When formulating baked goods with protein, managing water content is paramount because proteins bind water.
“There are several inherent challenges when trying to fortify baked goods with high levels of protein,” said Jason Demmerly, senior director, research and development, Glanbia Nutritionals. “Proteins compete for water, and this can affect dough hydration. It’s important to understand the varying degrees of moisture absorption of these ingredients compared to flour. There are also several limitations due to the interactions between proteins and starches in the system, which can lead to reduced viscosity and pasting properties as well as lower setback values.”
But these issues should not deter bakers from working with proteins. They do more than boost nutrition profiles. Further, some baked goods are more forgiving than others toward higher protein content. Soft-baked cookies, for example, have low-water content, making it easier to increase their protein and avoid negative ingredient interactions.
“When trying to counter absorption issues in a bakery product, we advise product developers to look at their entire formula,” said Aaron Reed, senior food technologist, Cargill. “The key is balancing high water-absorbing ingredients with plasticizing (low-absorbing) ingredients. For example, bakers may need to add more sugar and fat to offset the water absorption of the proteins or use more proteins that have plasticizing properties.”
Vital wheat gluten is also an important contributor when addressing absorption challenges.

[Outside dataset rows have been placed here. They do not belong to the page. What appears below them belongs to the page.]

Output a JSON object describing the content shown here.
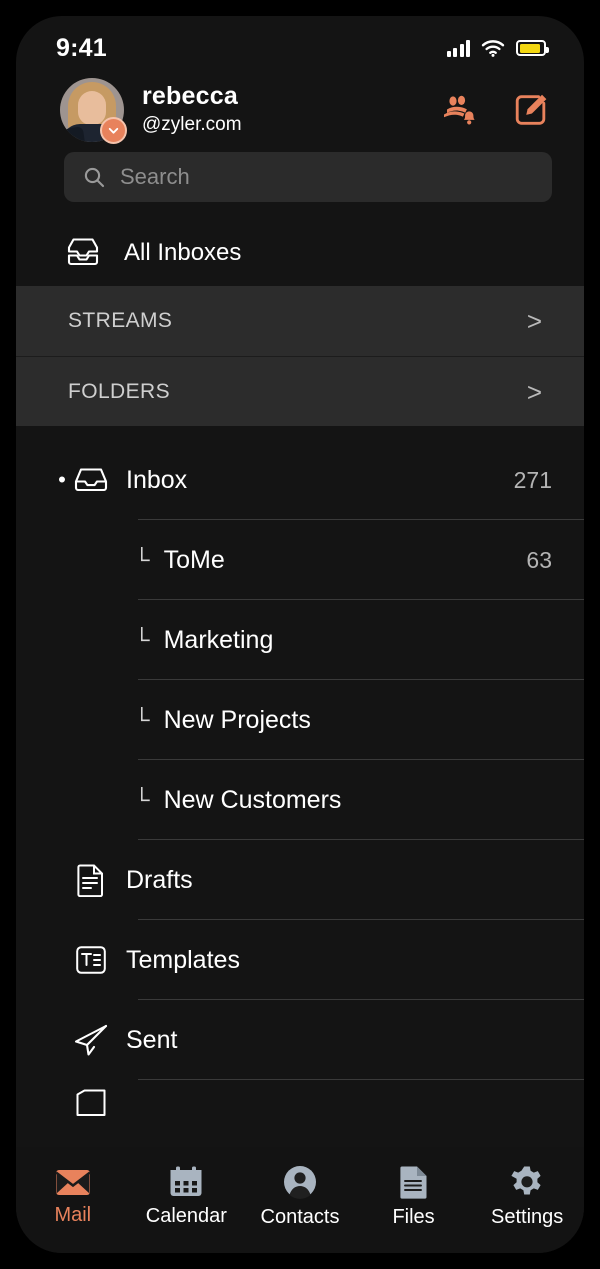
{
  "status_bar": {
    "time": "9:41",
    "signal_icon": "cellular-signal-icon",
    "wifi_icon": "wifi-icon",
    "battery_icon": "battery-icon",
    "battery_color": "#f3d711"
  },
  "account": {
    "name": "rebecca",
    "domain": "@zyler.com",
    "avatar_alt": "rebecca-avatar",
    "badge_icon": "chevron-down-icon",
    "actions": [
      {
        "name": "contacts-notifications-button",
        "icon": "people-bell-icon"
      },
      {
        "name": "compose-button",
        "icon": "compose-pencil-square-icon"
      }
    ],
    "accent_color": "#e8825c"
  },
  "search": {
    "placeholder": "Search",
    "icon": "search-icon"
  },
  "all_inboxes": {
    "label": "All Inboxes",
    "icon": "stacked-inbox-icon"
  },
  "sections": [
    {
      "label": "STREAMS",
      "chevron": ">"
    },
    {
      "label": "FOLDERS",
      "chevron": ">"
    }
  ],
  "mailboxes": [
    {
      "name": "Inbox",
      "count": "271",
      "icon": "inbox-tray-icon",
      "bullet": "•",
      "level": 0
    },
    {
      "name": "ToMe",
      "count": "63",
      "branch": "└",
      "level": 1
    },
    {
      "name": "Marketing",
      "count": "",
      "branch": "└",
      "level": 1
    },
    {
      "name": "New Projects",
      "count": "",
      "branch": "└",
      "level": 1
    },
    {
      "name": "New Customers",
      "count": "",
      "branch": "└",
      "level": 1
    },
    {
      "name": "Drafts",
      "count": "",
      "icon": "draft-document-icon",
      "level": 0
    },
    {
      "name": "Templates",
      "count": "",
      "icon": "template-icon",
      "level": 0
    },
    {
      "name": "Sent",
      "count": "",
      "icon": "paper-plane-icon",
      "level": 0
    }
  ],
  "tabs": [
    {
      "label": "Mail",
      "icon": "envelope-icon",
      "active": true
    },
    {
      "label": "Calendar",
      "icon": "calendar-icon",
      "active": false
    },
    {
      "label": "Contacts",
      "icon": "person-circle-icon",
      "active": false
    },
    {
      "label": "Files",
      "icon": "document-icon",
      "active": false
    },
    {
      "label": "Settings",
      "icon": "gear-icon",
      "active": false
    }
  ]
}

“Vital wheat gluten is a superhero when it comes to baked goods, with strength, elasticity and binding properties among its many superpowers,” said Dave Lindhorst, technical services manager, Cargill. “It’s best known for its contributions to breads, where it aids in mixing, dough handling, loaf volume and finished product quality. But it can also help meet nutritional goals, with 75% protein on a dry-matter basis. Pea protein is another good candidate for bakery products. Paired with a complementary protein source such as rice, wheat gluten or soy, it’s easy to achieve a complete protein claim. Functionally, pea protein can also help with moisture retention.”
Wheat proteins work well when trying to balance both nutrition claims and product quality because of their functionality and clean taste profile, said Brook Carson, vice president, research and development, Manildra Group USA. The company’s wide range of wheat proteins can provide different functionalities depending on whether a bakery application needs elasticity, extensibility or solubility.
GemPro HPG, for example, yields 90% protein with a high degree of water absorption and viscoelastic properties that enable bakers to improve volume in weaker doughs. The GemPro Nova line contains 85% protein and is designed to replace eggs by delivering on the same aeration and emulsification capabilities in different bakery applications.
“Wheat proteins already have that natural wheat flavor while also being able to help bakers achieve the texture they want as they add protein to their formulations,” Ms. Carson explained.
Pea and wheat protein blends are trending in the plant protein-forward baked savory and sweet snacks space. By combining plant proteins, a more balanced amino acid profile is possible, which improves the overall protein quality of the snack and makes it more appealing.
“The protein blends can be used in tandem with texture and functional solutions, including clean-tasting soy crisps made from soy protein isolate, to help create delicious protein-forward baked goods and snacks,” said Jeff Hodges, manager, bakery, snacks and confections applications, ADM. “Pea proteins have overall low total aromatics, including less beany, earthy and bitter notes. They also can support clean label targets as they are inherently non-GMO.”
This article is an excerpt from the August 2023 issue of Baking & Snack. To read the entire feature on Protein, click here.